Women's History Month Reflections from NCDPS Female Leadership

Several women standing in conference room
Monday, March 18, 2019 - 9:44am

Since 1995, US presidents have proclaimed March as “Women’s History Month.” However, the month-long recognition of female accomplishments throughout history began the previous decade, when Congress requested the president proclaim the week of March 7, 1982 as “Women’s History Week.” In 1987, after being petitioned by the National Women's History Project, Congress changed the designation to become a month-long one.

Governor Roy Cooper proclaimed March 2019 as Women's History Month throughout North Carolina. NC Department of Public Safety celebrates its diverse employee base and would like to recognize females across the department. With more than 9,000 female employees, NCDPS has women serving in state prisons, court services, highway patrol, community corrections and many other essential departments vital to public safety. 

Secretary Erik Hooks recognized that many female employees also serve in managerial roles, stating, "I am extremely proud to serve with the number of remarkable women in leadership at the Department of Public Safety. Their accomplished work records, experiences, perspectives and insight are vital to our public safety mission."

This is what several NCDPS female leaders said Women's History Month means to them. 

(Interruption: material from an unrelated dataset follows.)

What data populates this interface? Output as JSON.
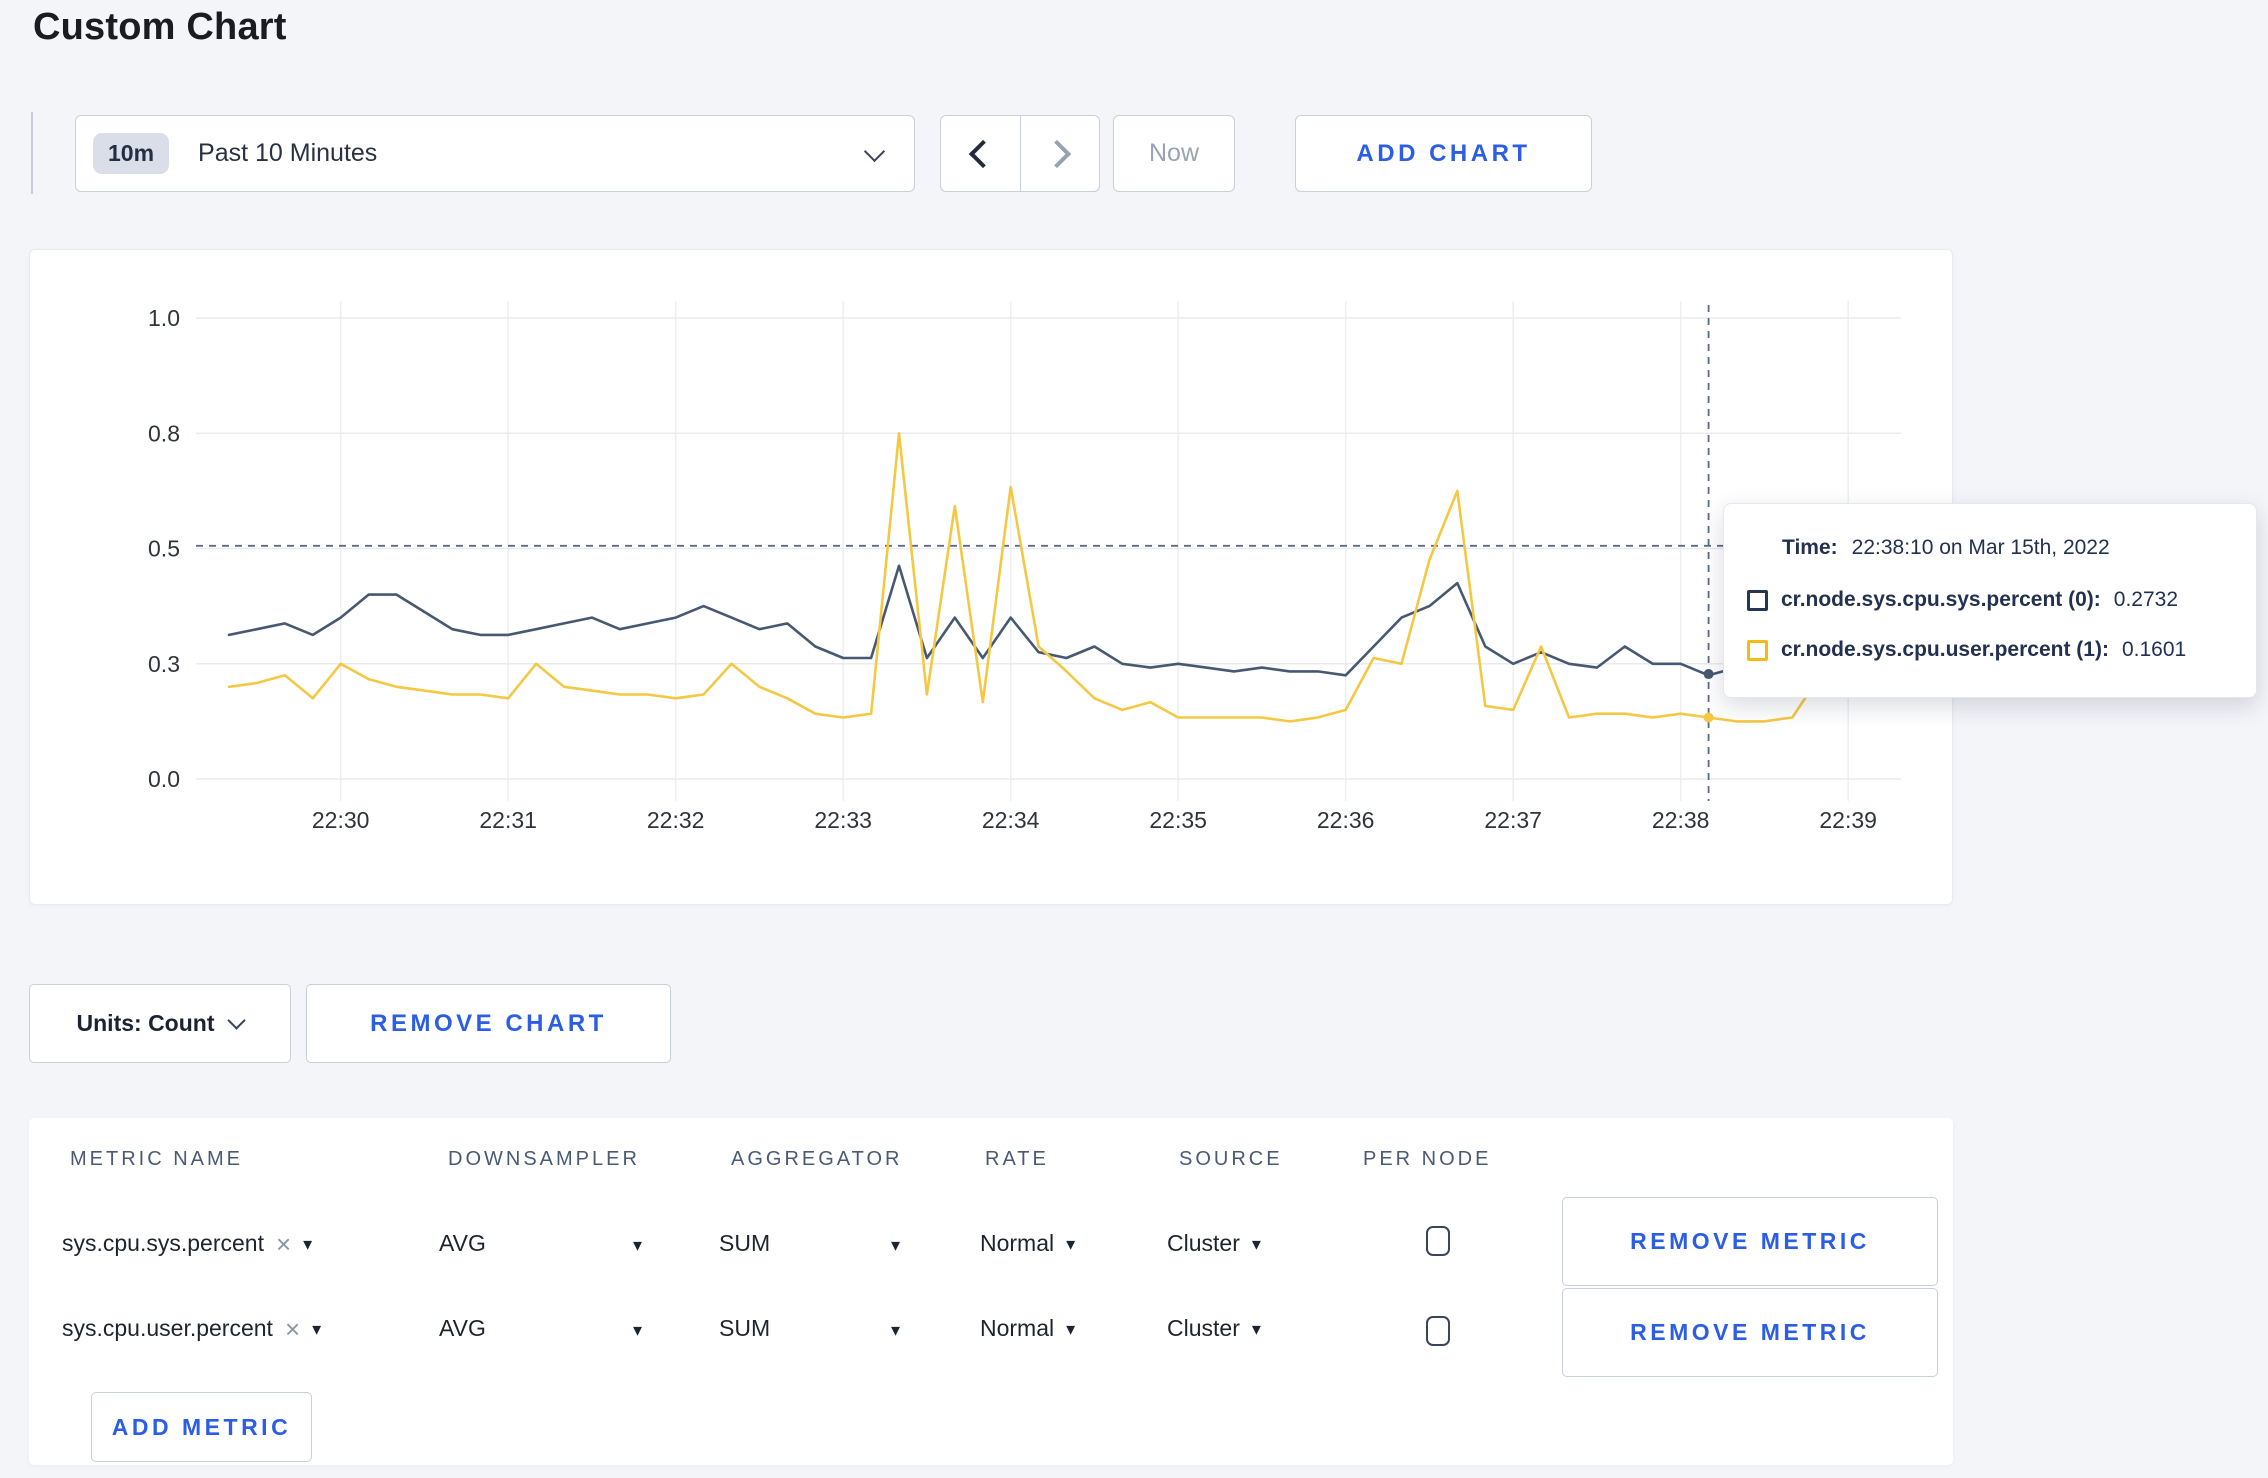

“In reflecting on Women’s History Month, it is difficult for me focus on any one person who has influenced me professionally. There are so many women and men who have had an impact on my career historically and many who make an impression on me daily… too many to name. I do feel compelled to say something about my mother. It was her brave fight in battling cancer and her incredibly strong work ethic that continues to influence me as a person today. My mother had a very calm and easy going personality. She was kind and caring. She often worked two jobs, was always dependable and very rarely complained even during her long battle with cancer. She taught me to treat others, regardless of gender, color of skin or socio-economic status, as you would want to be treated yourself. While she did not hold high level positions in her career, the way she approached life, she stood on top of the world as far as I was concerned.”
– Pam Walker, DPS Director of Communications

 

“It's easy to begin by acknowledging the fierce women who came before us and stood up to injustice or broke a barrier: Shirley Chisholm, Geraldine Ferraro, Maya Angelou, Sally Ride.  Their sacrifices allowed us to seek our own paths. However, justice is not a destination. It's a journey, and it is vital that we remember to celebrate the acts of courage, solidarity and audacity that continue every day: Tarana Burke, Rachel Denhollander, the US Women’s Soccer Team. Godspeed to all who continue the fight.”
– Caroline Valand, Executive Director of the Governor's Crime Commission

 

“As a former prosecutor in the Civil Rights Division at USDOJ, I was in awe of Justice Ruth Bader Ginsberg, and I still am. As a young lawyer, Justice Ginsberg exercised steadfast courage, hard work and pure grit to blaze a trail of equality for women on so many important fronts. I wanted to be like RBG! I feel honored and blessed to now serve NCDPS in a leadership role with so many amazing women, as well as accomplished and supportive men.”
– Pam Cashwell, Chief Deputy Secretary of Professional Standards, Policy and Planning

 

“During this month when we honor the contributions of women, I reflect on the words of Supreme Court Justice Ruth Bader Ginsburg, who said, ‘Women belong in all places where decisions are being made ... It shouldn't be that women are the exception.’ I am grateful to the men and women in my life who have fully embraced that truth, and I am honored to have had opportunities to serve in leadership roles at various times in my career. This Women’s History Month … and every month, I proudly celebrate each woman who has dedicated her life and work to giving women a seat at the table.”
– Casandra Hoekstra, Chief Deputy Secretary, Administration

 

“Women’s History Month recognizes the contributions all women make in the workforce on a daily basis. It serves as a reminder of the challenges women face as they raise families and rise to meet the challenges in the workplace. Continue to support one another as we are all on this journey together.”
– Major D. R. Carter, NC State Highway Patrol Support Operations

 

“Education was extremely important to my mother. She worked hard in school and even received a scholarship to attend graduate school. After marrying, she continued to work hard to support my dad while he attended undergraduate and graduate school. My mother continued to work throughout her life and constantly reminded, encouraged and expected her four children to get a good education. She realized, and taught her children, that a good education is the foundation for building a better future. I will have honored my mother’s legacy if I teach, encourage and expect my own children to get a good education.”
– Jane Gilchrist, NCDPS General Counsel